NEW YORK (Reuters) - A New York City man was arrested on Wednesday after authorities said he tried to stab an FBI agent executing a search warrant in connection with an alleged plot to carry out an attack in support of the militant group Islamic State.
Fareed Mumuni, 21, was charged with attempting to murder a federal officer after authorities came to his residence in the borough of Staten Island, according to a complaint filed in federal court in Brooklyn.
His arrest was the third so far in an investigation that came to light on Tuesday when authorities unveiled charges against a college student from the borough of Queens whom they called a “fervent supporter” of Islamic State militants.
Munther Omar Saleh, the student, was arrested on Saturday after he and another man ran toward a surveillance vehicle that had been tracking their movements, according to court papers.
The other man, who was also arrested, has not yet been publicly identified.
Mumuni appeared briefly in federal court in Brooklyn, wearing a religious robe and flip-flops, and was ordered held without bail.
Authorities have said Saleh spent hours online researching how to build a pressure-cooker bomb and reading accounts of the deadly 2013 Boston Marathon bombing.
According to the complaint filed on Wednesday, Mumuni had assisted Saleh, at one point discussing the prospect of attacking law enforcement with a bomb.
When authorities arrived at Mumuni’s residence Wednesday morning to execute a search warrant, he ignored commands to move to a couch and instead lunged at officers with a kitchen knife, the complaint said.
An FBI agent wearing body armor suffered only minor injuries after Mumuni repeatedly tried to stab him, the complaint said.
Following his arrest, Mumuni told FBI agents he had pledged allegiance to the Islamic State, according to authorities.

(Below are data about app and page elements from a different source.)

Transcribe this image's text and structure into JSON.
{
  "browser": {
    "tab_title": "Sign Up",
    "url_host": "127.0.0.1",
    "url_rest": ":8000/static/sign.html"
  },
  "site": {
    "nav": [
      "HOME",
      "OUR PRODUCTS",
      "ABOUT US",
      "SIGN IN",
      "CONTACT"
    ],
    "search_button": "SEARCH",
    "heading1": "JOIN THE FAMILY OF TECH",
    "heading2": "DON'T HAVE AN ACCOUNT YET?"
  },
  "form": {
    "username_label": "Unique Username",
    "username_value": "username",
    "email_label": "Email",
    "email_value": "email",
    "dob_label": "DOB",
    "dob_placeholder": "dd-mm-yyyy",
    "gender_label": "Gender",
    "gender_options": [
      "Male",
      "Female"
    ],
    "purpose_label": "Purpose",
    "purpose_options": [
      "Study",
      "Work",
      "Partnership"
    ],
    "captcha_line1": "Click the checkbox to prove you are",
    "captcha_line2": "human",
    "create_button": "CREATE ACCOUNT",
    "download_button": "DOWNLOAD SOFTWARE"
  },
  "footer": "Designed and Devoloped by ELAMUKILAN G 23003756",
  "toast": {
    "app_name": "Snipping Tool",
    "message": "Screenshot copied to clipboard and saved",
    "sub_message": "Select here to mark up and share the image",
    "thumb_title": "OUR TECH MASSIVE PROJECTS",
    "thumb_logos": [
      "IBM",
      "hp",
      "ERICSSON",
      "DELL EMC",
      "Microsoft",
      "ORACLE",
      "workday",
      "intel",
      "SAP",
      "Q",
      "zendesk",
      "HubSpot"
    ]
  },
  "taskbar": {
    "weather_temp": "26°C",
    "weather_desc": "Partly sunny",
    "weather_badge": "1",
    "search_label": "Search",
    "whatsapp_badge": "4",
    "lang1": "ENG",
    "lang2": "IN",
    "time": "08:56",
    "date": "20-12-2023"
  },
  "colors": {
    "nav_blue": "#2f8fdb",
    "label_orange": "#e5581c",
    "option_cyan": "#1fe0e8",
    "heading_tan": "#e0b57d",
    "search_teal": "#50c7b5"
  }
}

He said he intended to travel overseas to join the group and, if he could not, would attack law enforcement officers.
Anthony Ricco, Mumuni’s court-appointed defense lawyer, told reporters Mumuni was a “quiet, soft-spoken, very bright young man” and that his relatives, some of whom attended the hearing, were surprised by the charges.
Mumuni, a U.S. citizen, grew up in Staten Island and studied social work at the College of Staten Island, Ricco said.
Ricco acknowledged Mumuni and Saleh know each other but declined to comment further on the allegations.
Additional reporting by Suzannah Gonzales in Chicago; Editing by Scott Malone and Tom Brown